» **Supplied material**
*** Block opens ***
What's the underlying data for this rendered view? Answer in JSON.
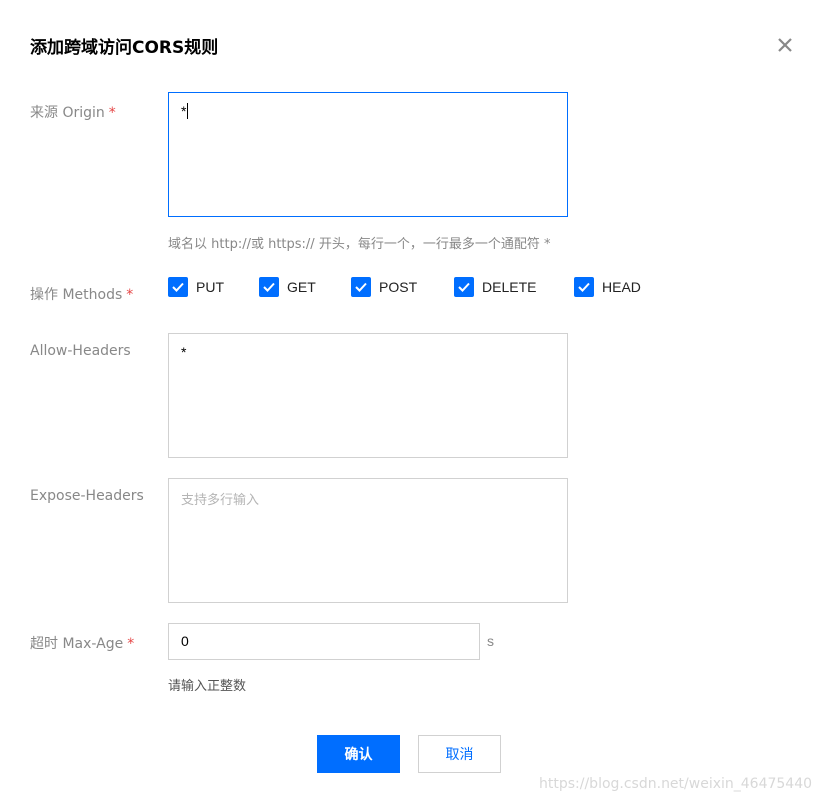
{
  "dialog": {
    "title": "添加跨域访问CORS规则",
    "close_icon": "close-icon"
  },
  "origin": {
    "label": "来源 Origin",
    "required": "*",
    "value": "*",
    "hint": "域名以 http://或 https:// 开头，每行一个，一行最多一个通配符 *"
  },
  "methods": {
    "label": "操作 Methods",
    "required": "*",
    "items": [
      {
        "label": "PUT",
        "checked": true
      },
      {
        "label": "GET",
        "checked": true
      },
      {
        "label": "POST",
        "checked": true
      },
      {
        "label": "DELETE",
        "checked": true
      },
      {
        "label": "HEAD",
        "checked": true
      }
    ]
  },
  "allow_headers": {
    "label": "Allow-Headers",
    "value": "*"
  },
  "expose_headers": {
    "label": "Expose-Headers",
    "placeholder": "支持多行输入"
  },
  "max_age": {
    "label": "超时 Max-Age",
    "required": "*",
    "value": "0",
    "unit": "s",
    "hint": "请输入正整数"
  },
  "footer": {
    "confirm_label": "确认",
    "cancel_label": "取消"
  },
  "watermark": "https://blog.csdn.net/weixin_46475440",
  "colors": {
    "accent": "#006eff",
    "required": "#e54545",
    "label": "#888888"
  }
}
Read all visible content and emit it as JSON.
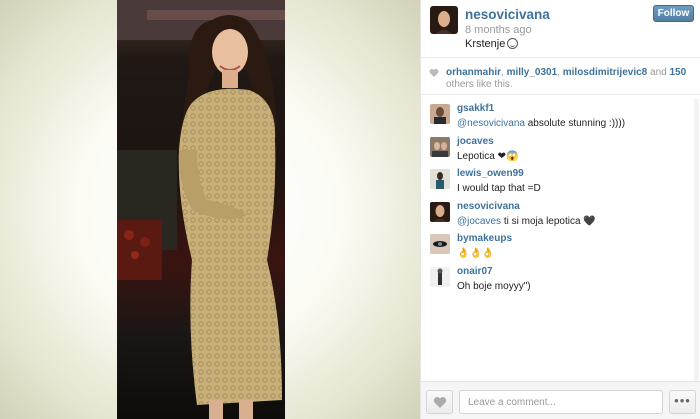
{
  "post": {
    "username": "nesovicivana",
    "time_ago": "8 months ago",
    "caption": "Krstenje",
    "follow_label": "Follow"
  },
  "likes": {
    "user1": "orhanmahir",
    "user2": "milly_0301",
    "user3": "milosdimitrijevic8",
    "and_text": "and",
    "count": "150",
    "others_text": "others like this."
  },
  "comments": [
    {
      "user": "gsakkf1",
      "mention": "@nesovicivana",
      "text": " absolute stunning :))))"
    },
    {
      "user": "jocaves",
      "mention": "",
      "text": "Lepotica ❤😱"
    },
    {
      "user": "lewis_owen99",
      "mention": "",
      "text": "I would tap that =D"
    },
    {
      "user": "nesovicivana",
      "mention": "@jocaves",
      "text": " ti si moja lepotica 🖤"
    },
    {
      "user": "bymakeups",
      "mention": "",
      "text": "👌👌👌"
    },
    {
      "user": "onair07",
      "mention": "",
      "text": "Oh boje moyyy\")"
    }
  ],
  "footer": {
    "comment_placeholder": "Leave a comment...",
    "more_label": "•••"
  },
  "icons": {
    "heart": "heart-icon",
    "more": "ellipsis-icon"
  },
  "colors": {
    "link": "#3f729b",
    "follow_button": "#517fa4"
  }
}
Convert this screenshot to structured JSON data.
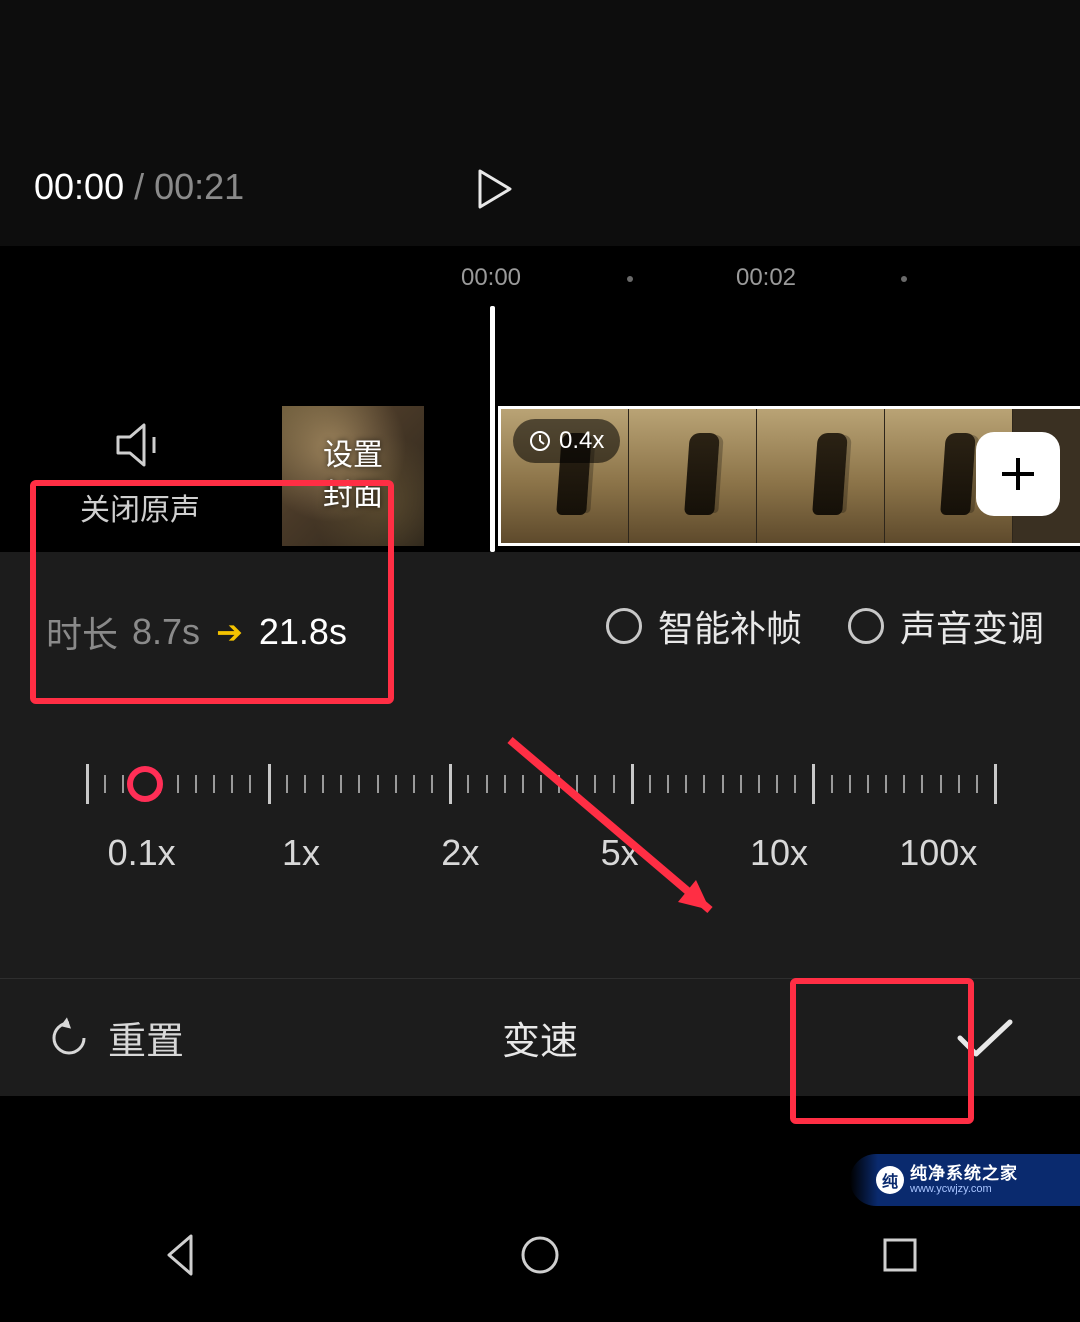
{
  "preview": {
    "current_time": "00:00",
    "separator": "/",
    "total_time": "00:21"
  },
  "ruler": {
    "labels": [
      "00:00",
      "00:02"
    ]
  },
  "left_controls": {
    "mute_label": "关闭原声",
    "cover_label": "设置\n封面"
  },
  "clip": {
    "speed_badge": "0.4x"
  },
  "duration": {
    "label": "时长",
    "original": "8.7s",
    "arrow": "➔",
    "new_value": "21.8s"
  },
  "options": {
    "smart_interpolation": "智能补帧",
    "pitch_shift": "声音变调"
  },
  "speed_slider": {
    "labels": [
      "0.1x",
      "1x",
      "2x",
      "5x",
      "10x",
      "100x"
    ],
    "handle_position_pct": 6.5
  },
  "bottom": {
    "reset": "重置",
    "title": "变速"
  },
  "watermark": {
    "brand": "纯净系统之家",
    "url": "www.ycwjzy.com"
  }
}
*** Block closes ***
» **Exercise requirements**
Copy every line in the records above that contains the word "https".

» **Expected output**
    "hint": "域名以 http://或 https:// 开头，每行一个，一行最多一个通配符 *"
  "watermark": "https://blog.csdn.net/weixin_46475440",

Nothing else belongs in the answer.